The first state, South Carolina, seceded 3 months before abolitionist Abraham Lincoln was elected President. Its succession was not because it was afraid Lincoln would banish states’ rights, which was an issue Lincoln expressed flexibility on. South Carolina, however, was very set on slavery – its economy depended almost entirely on it. Thus, it is reasonable to state that one of the main reasons people wanted states’ rights was to keep their economy and income.
Both the states’ rights proponents and opponents had strengths and weaknesses. Ultimately, the North, which was mostly Federalists, held the advantage of an already established government, a larger population for the army, and an industry fit for manufacturing. The South was just developing and getting used to being independent- it could not manage to hold off outer battles while still facing inner conflicts. “A house divided cannot stand” really does summarize not only why the South was not strong, but also why the United States could not continue harboring the conflicts of states’ rights and slavery. Because many of the arguments for states’ rights were really cover ups for arguments to retain slavery, those against states’ rights had a stronger argument and were able to successfully pull through the Civil War.
The South, and Jefferson Davis, wanted to be left alone. They wished desperately to be able to govern themselves with their own principles. Lincoln, however, would not allow that. He would not allow for a part of the United States to perish under itself, and tried with every fiber of his being to hold the United States together and do his job. Going into the Civil War, President Lincoln saw his main goal to be reuniting the United States and forming a more perfect union, as the Constitution states. He soon realized that “…Unanimity is impossible. The rule of a minority, as a permanent arrangement, is wholly inadmissible; so that, rejecting the majority principle, anarchy or despotism in some form is all that is left” (cited in Lincoln, 1861). Since complete unity was impractical, treaties and compromises were a better aim. Unfortunately, during Reconstruction, no one enforced laws or tried to change conditions, and it was not until the advent of the 19th century that states’ rights supporters truly realized how many drawbacks there were to states’ rights.

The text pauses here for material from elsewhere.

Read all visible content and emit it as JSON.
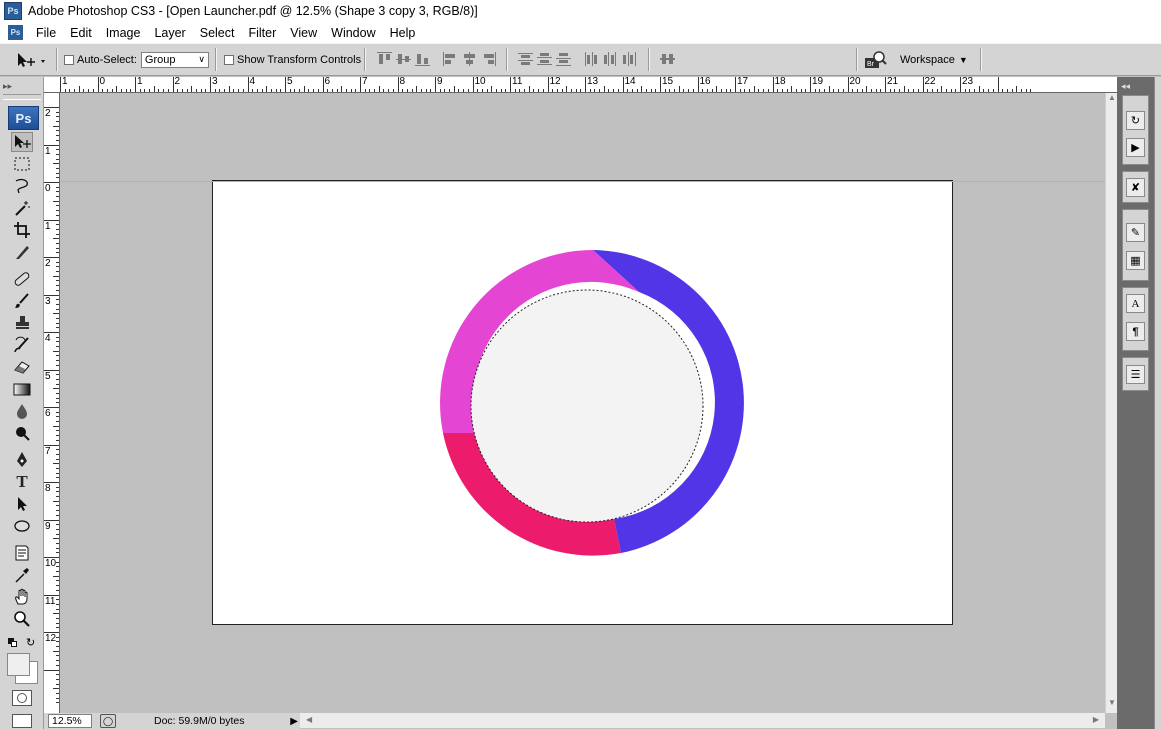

Lincoln, A. (1861, March 4). Abraham Lincoln: First Inaugural Address. Retrieved June 30, 2009, from http://www.bartleby.com/124/pres31.html
Populist Party. (n.d.). 10th Amendment. Retrieved July 1, 2009, from The Populist Party: http://www.populistamerica.com/10th_amendment
The Alien and Sedition Acts of 1798. (n.d.). Retrieved July 1, 2009, from Archiving Early America: http://www.earlyamerica.com/earlyamerica/milestones/sedition/
Weeks, D. (1997, January 7). The Constitution of the Confederate States of America. . Retrieved July 1, 2009, from Home of the American Civil War: http://www.civilwarhome.com/csconstitution.htm